- Generate the public-private key pair, using cryptographic software to ensure randomness.
- Securely store the private, just like in symmetric encryption.
- The private key of a public key pair should never be shared with others. Public key cryptography is used to securely exchange session keys utilized for symmetric encryption.
- Public key pairs are frequently established with expiration dates, and key management is essential for preserving access to data secured with a key pair.
Private keys vs. public keys
In symmetric encryption, the same secret key is used to encrypt and decode data, whereas in asymmetric cryptography, also known as public key cryptography, public and private keys are utilized. These two distinct but mathematically related keys are used to convert plaintext to ciphertext or ciphertext back to plaintext.
When the public key is used to encrypt ciphertext, only the private key may be used to decrypt the ciphertext. With this method, anyone with access to the public key can encrypt a message, but only the owner of the private key can decrypt it.
When the private key is used to encrypt ciphertext, the public key can be used to decrypt the ciphertext. This ciphertext may be incorporated into a digital signature and used to verify the signature. Only the owner of the private key could have encrypted ciphertext, therefore the digital signature is validated if the associated public key successfully decrypts it.
The public key is made accessible to anyone who needs it. It is obtained via a repository that is open to the public. The private key is confidential and should only be accessible to the owner of the public key pair. In this manner, decryption of data encrypted with the public key requires the corresponding private key, and vice versa. Typically, public key encryption is used to secure communication channels like email.
Advantages of private encryption keys
Encryption using a private key offers various advantageous characteristics. They include four benefits, these include:
- More secure. Longer private keys with increased entropy, or randomness, are more resistant to brute-force and dictionary attacks.
- Faster. On a computational level, symmetric key encryption is faster than asymmetric encryption with its public-private key pairings.
- Optimal for encryption. The majority of cryptographic methods encrypt data transmissions with private key encryption. Typically, they use a public key algorithm to share secret keys securely.
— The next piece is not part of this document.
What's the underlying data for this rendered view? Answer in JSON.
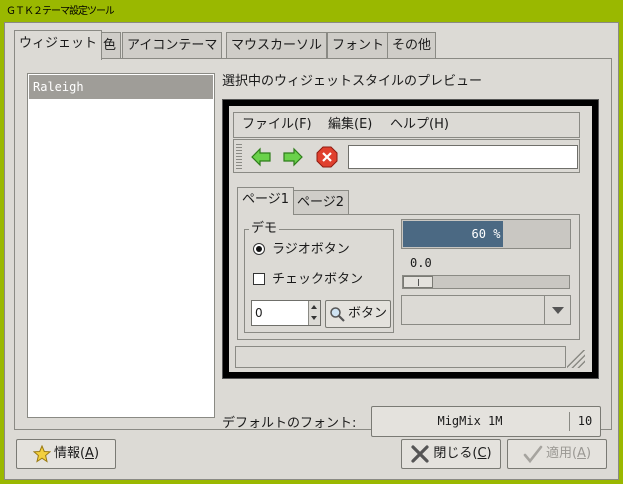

- Work with block and stream ciphers. Secret key ciphers — the mechanism for encrypting and decrypting data — fall into either stream ciphers or block ciphers. A block cipher simultaneously applies a private key and algorithm to a block of data, whereas a stream cipher applies the key and algorithm bit by bit.
Challenges of private encryption key management
The security of encryption keys is contingent upon the selection of a robust encryption method and the maintenance of high operational security standards. Encryption key management is required for every organization that encrypts data. This applies to both symmetric and asymmetric encryption.
While private key encryption can provide a high level of security, the following key management issues must be considered:
- Overall management. Management of encryption keys is required to safeguard cryptographic keys against loss, compromise, and unwanted access.
- Continuous upgrading. Private keys used to encrypt sensitive data should be changed frequently to reduce their vulnerability if they are leaked or stolen.
- Recovery potential and loss. If a key to encrypt data becomes inaccessible, the data encrypted with that key will be irretrievable and lost.
Secure Your Machine Identity
Maintaining security for all sorts of communication requires protecting the private keys needed to protect that data. If you are interested in learning more about private keys and how they should be managed, download our SSH Machine Identity Management for Dummies guide.